Work instructions: In your copy, reproduce each entry exactly and include no picture.

+++++

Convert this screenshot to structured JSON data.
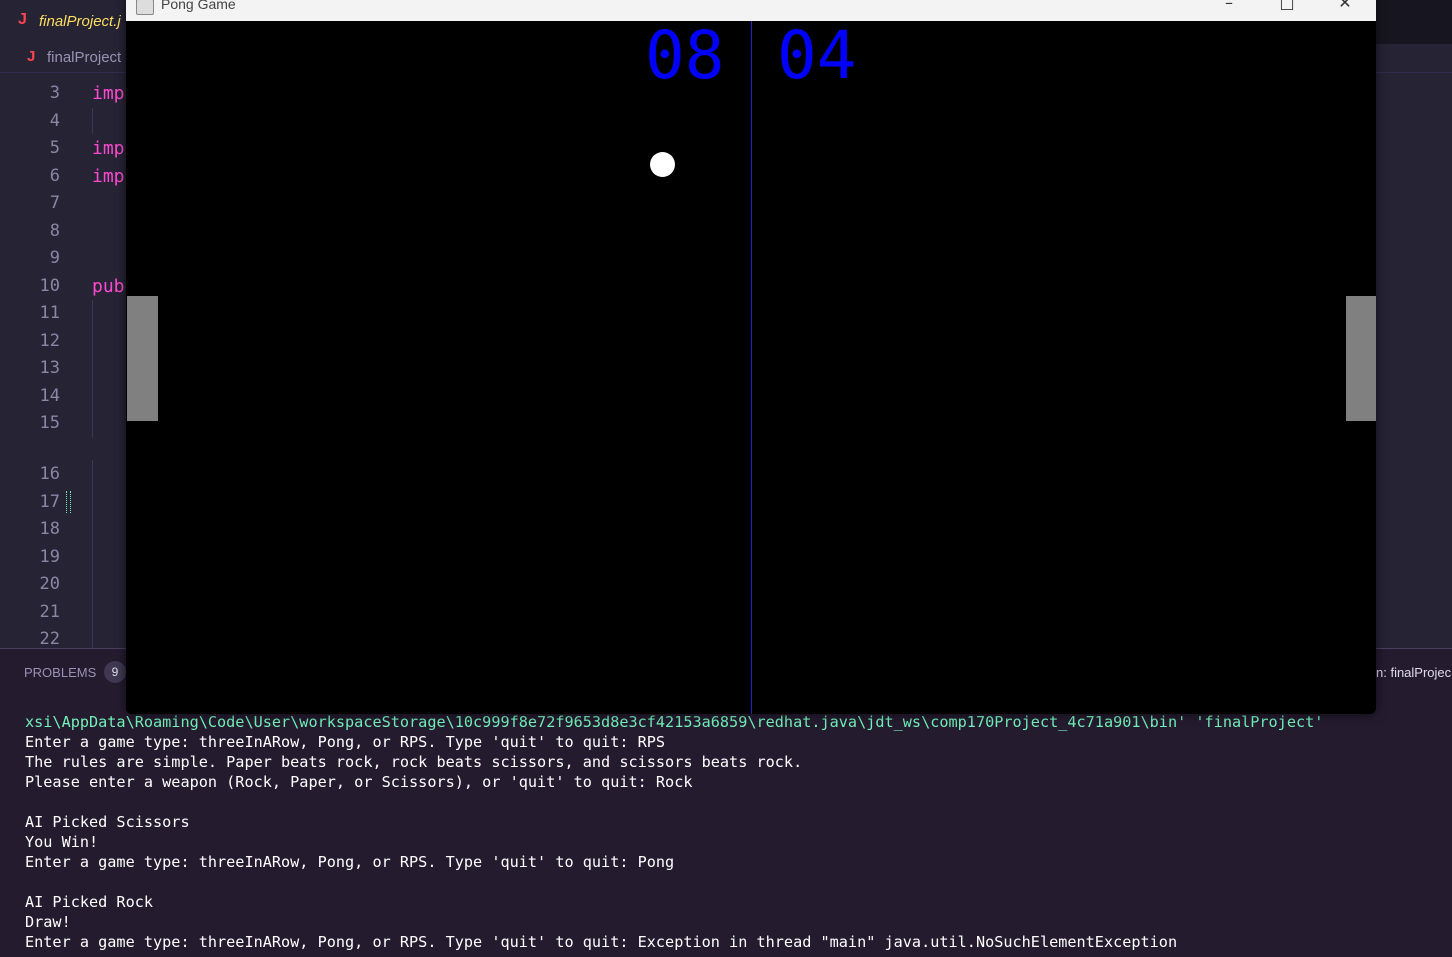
{
  "editor": {
    "tab_icon": "J",
    "tab_label": "finalProject.j",
    "breadcrumb_icon": "J",
    "breadcrumb_label": "finalProject",
    "line_numbers": [
      "3",
      "4",
      "5",
      "6",
      "7",
      "8",
      "9",
      "10",
      "11",
      "12",
      "13",
      "14",
      "15",
      "16",
      "17",
      "18",
      "19",
      "20",
      "21",
      "22"
    ],
    "code_fragments": [
      "imp",
      "imp",
      "imp",
      "pub"
    ]
  },
  "panel": {
    "title": "PROBLEMS",
    "badge": "9",
    "right_label": "n: finalProjec"
  },
  "terminal": {
    "lines": [
      "xsi\\AppData\\Roaming\\Code\\User\\workspaceStorage\\10c999f8e72f9653d8e3cf42153a6859\\redhat.java\\jdt_ws\\comp170Project_4c71a901\\bin' 'finalProject'",
      "Enter a game type: threeInARow, Pong, or RPS. Type 'quit' to quit: RPS",
      "The rules are simple. Paper beats rock, rock beats scissors, and scissors beats rock.",
      "Please enter a weapon (Rock, Paper, or Scissors), or 'quit' to quit: Rock",
      "",
      "AI Picked Scissors",
      "You Win!",
      "Enter a game type: threeInARow, Pong, or RPS. Type 'quit' to quit: Pong",
      "",
      "AI Picked Rock",
      "Draw!",
      "Enter a game type: threeInARow, Pong, or RPS. Type 'quit' to quit: Exception in thread \"main\" java.util.NoSuchElementException"
    ]
  },
  "game": {
    "window_title": "Pong Game",
    "minimize_glyph": "–",
    "maximize_glyph": "□",
    "close_glyph": "✕",
    "score_left": "08",
    "score_right": "04",
    "colors": {
      "score": "#0000ff",
      "center_line": "#2222cc",
      "paddle": "#808080",
      "ball": "#ffffff",
      "court": "#000000"
    }
  }
}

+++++

Response:
Convert this screenshot to structured JSON data.
{
  "editor": {
    "tab_icon": "J",
    "tab_label": "finalProject.j",
    "breadcrumb_icon": "J",
    "breadcrumb_label": "finalProject",
    "line_numbers": [
      "3",
      "4",
      "5",
      "6",
      "7",
      "8",
      "9",
      "10",
      "11",
      "12",
      "13",
      "14",
      "15",
      "16",
      "17",
      "18",
      "19",
      "20",
      "21",
      "22"
    ],
    "code_fragments": [
      "imp",
      "imp",
      "imp",
      "pub"
    ]
  },
  "panel": {
    "title": "PROBLEMS",
    "badge": "9",
    "right_label": "n: finalProjec"
  },
  "terminal": {
    "lines": [
      "xsi\\AppData\\Roaming\\Code\\User\\workspaceStorage\\10c999f8e72f9653d8e3cf42153a6859\\redhat.java\\jdt_ws\\comp170Project_4c71a901\\bin' 'finalProject'",
      "Enter a game type: threeInARow, Pong, or RPS. Type 'quit' to quit: RPS",
      "The rules are simple. Paper beats rock, rock beats scissors, and scissors beats rock.",
      "Please enter a weapon (Rock, Paper, or Scissors), or 'quit' to quit: Rock",
      "",
      "AI Picked Scissors",
      "You Win!",
      "Enter a game type: threeInARow, Pong, or RPS. Type 'quit' to quit: Pong",
      "",
      "AI Picked Rock",
      "Draw!",
      "Enter a game type: threeInARow, Pong, or RPS. Type 'quit' to quit: Exception in thread \"main\" java.util.NoSuchElementException"
    ]
  },
  "game": {
    "window_title": "Pong Game",
    "minimize_glyph": "–",
    "maximize_glyph": "□",
    "close_glyph": "✕",
    "score_left": "08",
    "score_right": "04",
    "colors": {
      "score": "#0000ff",
      "center_line": "#2222cc",
      "paddle": "#808080",
      "ball": "#ffffff",
      "court": "#000000"
    }
  }
}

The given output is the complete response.